Environmental compliance requirements regarding the potential impacts of noise on marine mammal populations creates a need to develop methods for assessing those impacts. Determining how marine mammals use and react to sound is of particular concern to the Department of Defense (DoD), because these animals have been reported to mass strand during naval exercises where sonar is used. Such determinations have proven challenging, as not knowing safe exposure levels to sonar for deep diving whales hinders assessments of the potential impact of Navy active acoustic operations on marine mammal behavior and prevents accurately estimating the potential number of “takes” resulting from such operations.

The objectives of this project were to (1) determine the feasibility of monitoring marine mammals in select Navy undersea ranges; (2) assess the availability, variability, and probability of detection and classification of the marine mammals; and (3) develop methods to determine the near- and long-term effects of Naval active acoustics on marine mammals in their natural ocean environment in select ocean areas of Navy interest.

Technical Approach

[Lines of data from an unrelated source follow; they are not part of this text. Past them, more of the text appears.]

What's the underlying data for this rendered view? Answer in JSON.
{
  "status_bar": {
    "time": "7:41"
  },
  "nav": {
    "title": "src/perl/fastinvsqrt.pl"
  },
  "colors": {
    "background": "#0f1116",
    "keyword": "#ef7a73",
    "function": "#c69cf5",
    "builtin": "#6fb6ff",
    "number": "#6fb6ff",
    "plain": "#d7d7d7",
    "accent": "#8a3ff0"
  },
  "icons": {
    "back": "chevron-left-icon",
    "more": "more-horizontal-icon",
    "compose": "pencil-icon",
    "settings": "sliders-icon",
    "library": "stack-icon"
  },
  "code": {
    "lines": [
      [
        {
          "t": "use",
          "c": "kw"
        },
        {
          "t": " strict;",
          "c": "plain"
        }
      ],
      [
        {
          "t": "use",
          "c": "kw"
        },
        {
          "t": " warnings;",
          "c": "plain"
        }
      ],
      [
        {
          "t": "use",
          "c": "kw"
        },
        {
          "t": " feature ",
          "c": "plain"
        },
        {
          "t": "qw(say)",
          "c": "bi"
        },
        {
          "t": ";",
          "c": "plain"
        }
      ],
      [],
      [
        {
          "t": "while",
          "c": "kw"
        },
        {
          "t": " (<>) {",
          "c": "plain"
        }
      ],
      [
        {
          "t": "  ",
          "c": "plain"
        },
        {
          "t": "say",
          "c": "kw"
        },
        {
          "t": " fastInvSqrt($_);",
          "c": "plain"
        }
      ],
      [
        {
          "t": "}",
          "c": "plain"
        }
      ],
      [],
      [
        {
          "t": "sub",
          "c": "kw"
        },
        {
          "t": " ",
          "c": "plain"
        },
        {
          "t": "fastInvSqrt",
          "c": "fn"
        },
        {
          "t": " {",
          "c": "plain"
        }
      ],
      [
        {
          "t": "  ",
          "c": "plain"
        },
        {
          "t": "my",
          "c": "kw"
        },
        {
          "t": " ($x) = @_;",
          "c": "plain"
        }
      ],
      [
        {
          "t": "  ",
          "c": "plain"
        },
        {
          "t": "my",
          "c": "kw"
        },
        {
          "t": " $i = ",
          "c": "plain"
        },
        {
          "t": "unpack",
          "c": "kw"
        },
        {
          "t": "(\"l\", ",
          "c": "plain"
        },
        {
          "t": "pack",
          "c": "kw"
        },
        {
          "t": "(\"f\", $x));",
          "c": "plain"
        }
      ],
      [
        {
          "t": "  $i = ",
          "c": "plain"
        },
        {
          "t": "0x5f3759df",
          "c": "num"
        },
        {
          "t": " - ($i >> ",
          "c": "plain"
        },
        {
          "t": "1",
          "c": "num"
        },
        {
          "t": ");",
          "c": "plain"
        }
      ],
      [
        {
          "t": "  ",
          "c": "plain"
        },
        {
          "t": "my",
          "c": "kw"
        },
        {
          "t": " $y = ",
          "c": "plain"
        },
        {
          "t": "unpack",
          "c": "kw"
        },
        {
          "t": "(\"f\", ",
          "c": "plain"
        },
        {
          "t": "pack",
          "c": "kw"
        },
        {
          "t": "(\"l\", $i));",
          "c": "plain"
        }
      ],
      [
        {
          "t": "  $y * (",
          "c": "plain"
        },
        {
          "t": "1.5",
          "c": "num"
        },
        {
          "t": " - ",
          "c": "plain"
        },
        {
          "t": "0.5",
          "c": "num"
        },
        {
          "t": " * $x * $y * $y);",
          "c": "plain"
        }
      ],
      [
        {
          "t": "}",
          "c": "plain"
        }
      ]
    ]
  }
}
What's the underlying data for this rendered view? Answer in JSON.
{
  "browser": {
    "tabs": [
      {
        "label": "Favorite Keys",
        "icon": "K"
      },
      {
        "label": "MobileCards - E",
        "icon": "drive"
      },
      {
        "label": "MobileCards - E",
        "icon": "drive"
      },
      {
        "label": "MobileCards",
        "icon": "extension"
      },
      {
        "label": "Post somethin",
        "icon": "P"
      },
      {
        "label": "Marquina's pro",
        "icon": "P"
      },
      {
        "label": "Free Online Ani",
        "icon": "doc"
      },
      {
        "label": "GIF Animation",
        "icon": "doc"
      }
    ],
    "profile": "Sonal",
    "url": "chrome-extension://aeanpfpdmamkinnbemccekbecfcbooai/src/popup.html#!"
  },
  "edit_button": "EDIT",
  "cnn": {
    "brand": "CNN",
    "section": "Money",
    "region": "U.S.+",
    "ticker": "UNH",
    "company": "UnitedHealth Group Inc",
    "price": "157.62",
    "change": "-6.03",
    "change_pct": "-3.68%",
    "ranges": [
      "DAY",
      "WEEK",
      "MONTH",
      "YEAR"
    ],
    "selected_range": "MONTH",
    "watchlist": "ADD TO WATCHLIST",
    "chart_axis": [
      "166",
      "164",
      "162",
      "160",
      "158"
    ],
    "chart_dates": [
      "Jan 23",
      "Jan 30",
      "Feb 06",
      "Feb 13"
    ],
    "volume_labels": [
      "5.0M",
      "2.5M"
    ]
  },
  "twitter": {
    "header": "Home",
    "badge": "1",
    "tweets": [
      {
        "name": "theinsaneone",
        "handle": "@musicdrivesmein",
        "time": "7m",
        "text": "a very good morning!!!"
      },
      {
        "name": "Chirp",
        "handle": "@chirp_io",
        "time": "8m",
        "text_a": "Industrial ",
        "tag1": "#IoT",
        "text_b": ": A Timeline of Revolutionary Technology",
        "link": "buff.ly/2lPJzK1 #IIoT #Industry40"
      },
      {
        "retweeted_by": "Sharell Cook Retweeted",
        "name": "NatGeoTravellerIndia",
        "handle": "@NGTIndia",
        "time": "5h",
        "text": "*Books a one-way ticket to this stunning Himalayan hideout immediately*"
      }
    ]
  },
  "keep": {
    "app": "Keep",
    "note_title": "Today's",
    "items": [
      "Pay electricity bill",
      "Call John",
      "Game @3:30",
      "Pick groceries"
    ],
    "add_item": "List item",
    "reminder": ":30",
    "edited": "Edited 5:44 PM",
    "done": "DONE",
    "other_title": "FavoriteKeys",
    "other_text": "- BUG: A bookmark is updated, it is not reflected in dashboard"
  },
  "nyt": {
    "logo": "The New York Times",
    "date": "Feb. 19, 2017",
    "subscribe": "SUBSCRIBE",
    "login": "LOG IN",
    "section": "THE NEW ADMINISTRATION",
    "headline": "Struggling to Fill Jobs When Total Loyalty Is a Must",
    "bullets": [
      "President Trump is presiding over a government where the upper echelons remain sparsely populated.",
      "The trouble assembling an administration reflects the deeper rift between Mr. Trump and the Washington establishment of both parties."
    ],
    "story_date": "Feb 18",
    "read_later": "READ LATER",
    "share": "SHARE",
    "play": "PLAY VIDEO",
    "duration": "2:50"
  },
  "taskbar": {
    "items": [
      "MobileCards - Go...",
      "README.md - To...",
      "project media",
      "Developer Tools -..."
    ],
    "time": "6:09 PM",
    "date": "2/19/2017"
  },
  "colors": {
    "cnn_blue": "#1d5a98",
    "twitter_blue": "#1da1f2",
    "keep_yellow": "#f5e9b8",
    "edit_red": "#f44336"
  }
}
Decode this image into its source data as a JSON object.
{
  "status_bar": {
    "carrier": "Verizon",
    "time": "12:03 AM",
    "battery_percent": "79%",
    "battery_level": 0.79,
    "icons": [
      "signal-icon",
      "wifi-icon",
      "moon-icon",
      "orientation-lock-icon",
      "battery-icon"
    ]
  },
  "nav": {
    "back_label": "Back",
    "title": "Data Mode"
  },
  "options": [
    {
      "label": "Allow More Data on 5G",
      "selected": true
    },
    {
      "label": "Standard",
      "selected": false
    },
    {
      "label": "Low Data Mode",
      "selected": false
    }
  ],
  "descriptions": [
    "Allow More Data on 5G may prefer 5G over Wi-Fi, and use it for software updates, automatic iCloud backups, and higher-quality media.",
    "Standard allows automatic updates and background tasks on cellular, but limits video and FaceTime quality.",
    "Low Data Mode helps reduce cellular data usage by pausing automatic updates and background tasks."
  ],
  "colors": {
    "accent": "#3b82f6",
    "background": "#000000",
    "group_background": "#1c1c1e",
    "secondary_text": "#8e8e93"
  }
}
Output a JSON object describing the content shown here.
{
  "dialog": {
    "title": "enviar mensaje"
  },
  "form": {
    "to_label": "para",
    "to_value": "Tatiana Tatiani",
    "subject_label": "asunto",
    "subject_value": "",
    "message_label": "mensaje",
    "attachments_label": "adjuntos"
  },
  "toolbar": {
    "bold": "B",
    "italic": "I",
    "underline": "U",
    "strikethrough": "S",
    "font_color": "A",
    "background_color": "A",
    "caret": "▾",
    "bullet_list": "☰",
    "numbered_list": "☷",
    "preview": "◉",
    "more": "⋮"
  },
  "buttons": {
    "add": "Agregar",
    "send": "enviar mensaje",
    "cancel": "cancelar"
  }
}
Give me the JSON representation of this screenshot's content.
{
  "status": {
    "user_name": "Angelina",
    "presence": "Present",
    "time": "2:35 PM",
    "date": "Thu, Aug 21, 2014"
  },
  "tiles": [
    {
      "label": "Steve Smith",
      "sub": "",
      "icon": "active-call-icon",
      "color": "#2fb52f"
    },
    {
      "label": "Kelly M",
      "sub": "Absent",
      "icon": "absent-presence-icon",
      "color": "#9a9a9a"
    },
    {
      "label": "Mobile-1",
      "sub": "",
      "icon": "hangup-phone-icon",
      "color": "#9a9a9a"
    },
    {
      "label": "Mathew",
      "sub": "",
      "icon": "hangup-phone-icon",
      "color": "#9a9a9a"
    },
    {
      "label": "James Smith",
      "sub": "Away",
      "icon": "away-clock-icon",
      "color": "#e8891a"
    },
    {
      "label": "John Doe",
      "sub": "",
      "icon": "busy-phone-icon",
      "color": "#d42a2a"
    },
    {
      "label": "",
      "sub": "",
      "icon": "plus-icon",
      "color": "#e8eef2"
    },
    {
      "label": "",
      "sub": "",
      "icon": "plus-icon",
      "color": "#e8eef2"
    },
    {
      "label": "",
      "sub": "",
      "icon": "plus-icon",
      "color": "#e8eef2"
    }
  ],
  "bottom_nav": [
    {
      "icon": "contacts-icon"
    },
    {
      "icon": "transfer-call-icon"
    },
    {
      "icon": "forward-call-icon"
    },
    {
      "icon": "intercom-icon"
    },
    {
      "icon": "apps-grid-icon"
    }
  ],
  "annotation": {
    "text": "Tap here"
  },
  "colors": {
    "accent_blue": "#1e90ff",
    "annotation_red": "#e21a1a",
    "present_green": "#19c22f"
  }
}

A digital acoustic recording tag (DTAG) has been developed to measure the received level of stimulus at a whale while also measuring behavioral and physiological responses. The tag tracks responses of marine mammals (especially deep divers) throughout their dives. This information provides an improved understanding of the functions and costs of behaviors to infer the biological significance of behavioral disruption. Methods for attaching these tags have been tested on deep-diving beaked whales to prepare for studies of how they respond to carefully controlled exposures of man-made noise. Whales at multiple sites were tagged to estimate the probability of range sensors detecting their vocalizations.


Under SERDP Project RC-1539, follow-on research is under way to (1) ground truth acoustic monitoring on Navy ranges using boat-based observations and DTAGs; (2) develop tagging techniques and field efforts that use the DTAG to observe and monitor reactions of marine mammals to exposures of anthropogenic noise; (3) explore potential controlled exposure and opportunistic observation methods to evaluate safety zones based on beaked whale responses to sound; and (4) prepare a detailed plan for a research program to study the effects of multiple stimuli including experimental controls.


Data on behavioral reactions of deep-diving whales and other cetaceans to Navy noises make it possible to estimate the impact of naval operations on sea life. Vocalizations recorded point to a great potential for implementing passive acoustic detection of these species in important Navy undersea ranges and for developing monitoring and mitigation tools. (Project Completion - 2007)